By George Herbert (1593–1633)

Man’s Medley

        HARK, 1 how the birds do sing,
            And woods do ring.
All creatures have their joy: and man hath his.
        Yet if we rightly measure,
            Man’s joy and pleasure        5
Rather hereafter, than in present, is.
        To this life things of sense
            Make their pretence;
In th’ other angels have a right by birth:
        Man ties them both alone,        10
            And makes them one,
With th’ one hand touching heav’n, with th’ other earth.
        In soul he mounts and flies,
            In flesh he dies,
He wears a stuff whose thread is coarse and round,        15
        But trimm’d with curious lace,
            And should take place,
After the trimming not the stuff and ground.
        Not that he may not here
            Taste of the cheer,        20
But as birds drink, and straight lift up their head,
        So must he sip and think
            Of better drink
He may attain to after he is dead.
        But as his joys are double,        25
            So is his trouble.
He hath two winters, other things but one;
        Both frosts and thoughts do nip,
            And bite his lip;
And he of all things fears two deaths alone.        30
        Yet ev’n the greatest griefs
            May be reliefs,
Could he but take them right, and in their ways.
        Happy is he, whose heart
            Hath found the art        35
To turn his double pains to double praise.
Note 1. The thought in this poem is clearer than the expression.
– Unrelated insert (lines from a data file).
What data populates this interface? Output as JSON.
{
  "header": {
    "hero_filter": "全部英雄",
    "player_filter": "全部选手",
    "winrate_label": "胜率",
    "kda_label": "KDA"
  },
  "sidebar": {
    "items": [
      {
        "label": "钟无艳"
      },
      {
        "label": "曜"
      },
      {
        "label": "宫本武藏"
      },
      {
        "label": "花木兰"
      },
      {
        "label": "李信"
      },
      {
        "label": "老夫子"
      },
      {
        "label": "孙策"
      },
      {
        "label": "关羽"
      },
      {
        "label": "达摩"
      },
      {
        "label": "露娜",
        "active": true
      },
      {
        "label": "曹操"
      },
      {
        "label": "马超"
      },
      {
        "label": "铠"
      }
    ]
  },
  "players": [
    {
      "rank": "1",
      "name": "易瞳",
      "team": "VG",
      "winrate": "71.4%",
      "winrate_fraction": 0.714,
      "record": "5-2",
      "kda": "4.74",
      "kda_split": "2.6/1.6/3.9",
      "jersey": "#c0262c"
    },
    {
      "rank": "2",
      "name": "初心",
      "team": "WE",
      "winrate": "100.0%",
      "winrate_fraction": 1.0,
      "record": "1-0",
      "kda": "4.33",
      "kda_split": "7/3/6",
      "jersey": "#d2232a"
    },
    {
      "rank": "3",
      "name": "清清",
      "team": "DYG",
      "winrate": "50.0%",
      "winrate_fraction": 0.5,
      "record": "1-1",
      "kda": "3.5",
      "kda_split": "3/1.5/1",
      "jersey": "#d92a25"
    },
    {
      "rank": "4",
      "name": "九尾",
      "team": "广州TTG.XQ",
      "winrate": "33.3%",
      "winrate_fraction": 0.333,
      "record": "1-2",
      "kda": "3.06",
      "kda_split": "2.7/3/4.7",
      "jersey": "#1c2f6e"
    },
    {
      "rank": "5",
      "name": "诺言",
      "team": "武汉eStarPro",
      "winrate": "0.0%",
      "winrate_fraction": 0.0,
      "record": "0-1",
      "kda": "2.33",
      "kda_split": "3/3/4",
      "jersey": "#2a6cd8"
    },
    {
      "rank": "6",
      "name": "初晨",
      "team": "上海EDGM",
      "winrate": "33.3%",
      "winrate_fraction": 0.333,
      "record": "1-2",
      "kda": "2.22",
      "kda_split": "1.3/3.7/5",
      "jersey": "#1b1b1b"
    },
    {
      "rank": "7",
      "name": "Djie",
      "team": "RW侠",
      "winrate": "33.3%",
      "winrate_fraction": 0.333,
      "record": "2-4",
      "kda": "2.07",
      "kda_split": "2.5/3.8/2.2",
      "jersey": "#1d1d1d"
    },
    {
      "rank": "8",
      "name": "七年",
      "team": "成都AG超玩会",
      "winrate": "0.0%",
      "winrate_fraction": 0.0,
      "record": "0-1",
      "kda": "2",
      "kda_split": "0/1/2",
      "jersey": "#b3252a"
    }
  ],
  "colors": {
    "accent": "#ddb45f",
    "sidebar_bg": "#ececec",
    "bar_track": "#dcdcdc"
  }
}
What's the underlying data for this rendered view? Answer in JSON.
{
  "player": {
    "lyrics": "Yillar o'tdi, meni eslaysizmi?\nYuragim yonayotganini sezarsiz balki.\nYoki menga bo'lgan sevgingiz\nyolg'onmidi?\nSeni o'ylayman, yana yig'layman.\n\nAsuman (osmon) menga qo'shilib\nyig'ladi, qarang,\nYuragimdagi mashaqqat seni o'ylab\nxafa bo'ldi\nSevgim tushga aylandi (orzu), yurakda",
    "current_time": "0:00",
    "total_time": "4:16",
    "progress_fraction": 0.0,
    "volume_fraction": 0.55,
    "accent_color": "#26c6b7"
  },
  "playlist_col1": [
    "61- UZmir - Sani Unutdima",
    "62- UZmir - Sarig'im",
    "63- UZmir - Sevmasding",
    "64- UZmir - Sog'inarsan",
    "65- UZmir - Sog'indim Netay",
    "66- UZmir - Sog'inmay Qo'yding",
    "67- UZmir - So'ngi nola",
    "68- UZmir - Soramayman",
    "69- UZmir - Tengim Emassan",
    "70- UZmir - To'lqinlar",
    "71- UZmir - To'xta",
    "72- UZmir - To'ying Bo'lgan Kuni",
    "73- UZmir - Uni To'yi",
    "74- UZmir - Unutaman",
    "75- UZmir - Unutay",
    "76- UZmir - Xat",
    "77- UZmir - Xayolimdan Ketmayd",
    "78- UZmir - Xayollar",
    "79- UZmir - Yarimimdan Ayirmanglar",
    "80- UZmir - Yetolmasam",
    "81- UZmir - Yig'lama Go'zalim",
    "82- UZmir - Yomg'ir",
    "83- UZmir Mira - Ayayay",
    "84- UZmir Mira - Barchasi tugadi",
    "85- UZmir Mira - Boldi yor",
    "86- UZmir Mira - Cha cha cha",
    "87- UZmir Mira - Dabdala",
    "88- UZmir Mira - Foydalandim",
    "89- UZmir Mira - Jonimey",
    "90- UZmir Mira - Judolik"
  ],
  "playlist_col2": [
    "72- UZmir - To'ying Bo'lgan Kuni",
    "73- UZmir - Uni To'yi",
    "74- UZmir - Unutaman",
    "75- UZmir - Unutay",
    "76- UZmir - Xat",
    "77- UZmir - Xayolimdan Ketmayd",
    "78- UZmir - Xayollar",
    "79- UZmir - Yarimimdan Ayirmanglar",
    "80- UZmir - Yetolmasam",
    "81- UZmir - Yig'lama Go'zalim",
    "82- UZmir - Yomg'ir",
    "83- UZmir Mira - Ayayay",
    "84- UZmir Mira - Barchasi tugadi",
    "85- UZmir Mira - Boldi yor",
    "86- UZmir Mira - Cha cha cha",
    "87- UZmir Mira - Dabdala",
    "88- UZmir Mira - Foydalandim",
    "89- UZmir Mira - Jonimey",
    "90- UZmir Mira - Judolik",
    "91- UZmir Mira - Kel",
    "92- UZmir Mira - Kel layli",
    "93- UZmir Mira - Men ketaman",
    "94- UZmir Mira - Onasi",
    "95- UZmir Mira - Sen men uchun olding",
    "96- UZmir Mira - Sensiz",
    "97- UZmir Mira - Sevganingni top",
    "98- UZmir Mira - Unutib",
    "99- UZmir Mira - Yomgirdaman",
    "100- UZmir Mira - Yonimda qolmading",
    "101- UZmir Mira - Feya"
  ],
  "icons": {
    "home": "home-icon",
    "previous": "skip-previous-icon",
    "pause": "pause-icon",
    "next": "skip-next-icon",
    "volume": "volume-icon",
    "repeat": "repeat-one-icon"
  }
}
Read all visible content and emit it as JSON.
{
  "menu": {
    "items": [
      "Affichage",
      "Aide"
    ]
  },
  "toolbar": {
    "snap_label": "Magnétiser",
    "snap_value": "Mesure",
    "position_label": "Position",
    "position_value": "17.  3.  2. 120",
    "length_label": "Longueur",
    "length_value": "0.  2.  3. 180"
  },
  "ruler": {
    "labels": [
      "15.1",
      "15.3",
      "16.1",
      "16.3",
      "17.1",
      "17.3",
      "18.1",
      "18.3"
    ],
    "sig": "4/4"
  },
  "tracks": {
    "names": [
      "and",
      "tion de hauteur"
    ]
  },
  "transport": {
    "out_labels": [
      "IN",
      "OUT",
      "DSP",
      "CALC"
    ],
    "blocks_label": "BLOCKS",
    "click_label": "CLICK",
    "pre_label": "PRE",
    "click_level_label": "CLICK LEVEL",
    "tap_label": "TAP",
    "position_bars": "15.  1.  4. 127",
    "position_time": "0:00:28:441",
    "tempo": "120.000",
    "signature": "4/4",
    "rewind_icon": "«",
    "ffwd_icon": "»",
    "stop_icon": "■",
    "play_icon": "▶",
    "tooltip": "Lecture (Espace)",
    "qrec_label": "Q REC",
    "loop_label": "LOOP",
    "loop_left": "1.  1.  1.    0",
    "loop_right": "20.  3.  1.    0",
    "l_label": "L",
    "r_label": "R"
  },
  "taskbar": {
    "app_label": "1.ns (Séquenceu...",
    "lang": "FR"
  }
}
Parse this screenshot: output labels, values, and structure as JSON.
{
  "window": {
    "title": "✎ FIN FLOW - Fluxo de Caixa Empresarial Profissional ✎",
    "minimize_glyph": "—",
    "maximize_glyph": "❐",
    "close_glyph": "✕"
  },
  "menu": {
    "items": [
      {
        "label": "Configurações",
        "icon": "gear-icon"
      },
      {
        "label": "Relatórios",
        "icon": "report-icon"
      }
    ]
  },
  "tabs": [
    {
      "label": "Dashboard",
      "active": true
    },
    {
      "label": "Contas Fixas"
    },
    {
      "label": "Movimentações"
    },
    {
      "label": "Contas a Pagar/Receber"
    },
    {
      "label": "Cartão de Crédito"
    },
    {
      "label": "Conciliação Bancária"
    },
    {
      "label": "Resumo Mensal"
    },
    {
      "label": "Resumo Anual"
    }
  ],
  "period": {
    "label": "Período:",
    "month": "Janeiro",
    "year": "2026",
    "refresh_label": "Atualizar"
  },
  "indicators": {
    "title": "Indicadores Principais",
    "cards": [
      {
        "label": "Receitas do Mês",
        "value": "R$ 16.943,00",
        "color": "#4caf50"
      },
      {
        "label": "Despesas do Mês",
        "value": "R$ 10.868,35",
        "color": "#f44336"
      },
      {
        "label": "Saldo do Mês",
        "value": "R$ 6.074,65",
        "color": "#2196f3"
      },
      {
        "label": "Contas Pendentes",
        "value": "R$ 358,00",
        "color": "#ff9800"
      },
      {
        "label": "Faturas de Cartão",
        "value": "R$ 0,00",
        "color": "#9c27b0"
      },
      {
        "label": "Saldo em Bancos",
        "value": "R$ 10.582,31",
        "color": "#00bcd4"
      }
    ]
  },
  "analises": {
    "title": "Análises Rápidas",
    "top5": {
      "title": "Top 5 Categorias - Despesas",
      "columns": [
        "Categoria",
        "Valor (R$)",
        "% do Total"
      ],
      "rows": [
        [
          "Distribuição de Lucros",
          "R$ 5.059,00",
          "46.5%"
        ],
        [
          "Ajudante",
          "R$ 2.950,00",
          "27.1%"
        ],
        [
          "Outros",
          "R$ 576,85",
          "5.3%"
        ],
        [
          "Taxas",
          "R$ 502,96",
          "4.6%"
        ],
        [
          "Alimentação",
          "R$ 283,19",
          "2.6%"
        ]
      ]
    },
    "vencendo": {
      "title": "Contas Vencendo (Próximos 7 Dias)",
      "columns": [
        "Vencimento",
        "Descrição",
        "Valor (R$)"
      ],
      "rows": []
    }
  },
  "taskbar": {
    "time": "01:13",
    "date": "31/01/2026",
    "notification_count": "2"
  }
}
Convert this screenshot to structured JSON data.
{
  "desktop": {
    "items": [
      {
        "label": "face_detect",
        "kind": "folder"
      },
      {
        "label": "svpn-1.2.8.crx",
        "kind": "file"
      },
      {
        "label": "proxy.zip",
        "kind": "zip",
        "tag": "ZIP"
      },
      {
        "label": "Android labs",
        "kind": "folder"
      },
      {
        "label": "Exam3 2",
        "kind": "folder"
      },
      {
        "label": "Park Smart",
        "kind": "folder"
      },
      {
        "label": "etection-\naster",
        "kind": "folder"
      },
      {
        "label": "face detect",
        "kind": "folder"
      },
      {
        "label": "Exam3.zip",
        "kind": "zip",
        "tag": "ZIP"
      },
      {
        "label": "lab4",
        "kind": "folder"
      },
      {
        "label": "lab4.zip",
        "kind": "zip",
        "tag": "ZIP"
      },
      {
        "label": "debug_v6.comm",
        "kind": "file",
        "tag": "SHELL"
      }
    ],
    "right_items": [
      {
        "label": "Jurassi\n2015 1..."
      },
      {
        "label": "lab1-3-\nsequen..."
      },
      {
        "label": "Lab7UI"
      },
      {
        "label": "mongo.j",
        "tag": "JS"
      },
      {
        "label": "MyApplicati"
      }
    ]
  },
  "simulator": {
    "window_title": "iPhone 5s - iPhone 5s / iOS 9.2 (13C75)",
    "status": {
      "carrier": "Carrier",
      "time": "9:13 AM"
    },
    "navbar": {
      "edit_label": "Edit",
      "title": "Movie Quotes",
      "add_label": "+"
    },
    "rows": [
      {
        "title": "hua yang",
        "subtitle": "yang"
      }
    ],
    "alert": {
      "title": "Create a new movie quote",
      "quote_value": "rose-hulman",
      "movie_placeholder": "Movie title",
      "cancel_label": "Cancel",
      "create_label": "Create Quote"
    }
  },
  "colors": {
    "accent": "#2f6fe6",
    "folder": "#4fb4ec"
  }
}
Man has double joys and sorrows answering to his double nature, but the soul’s joys are to be preferred as lasting into the world beyond. [back]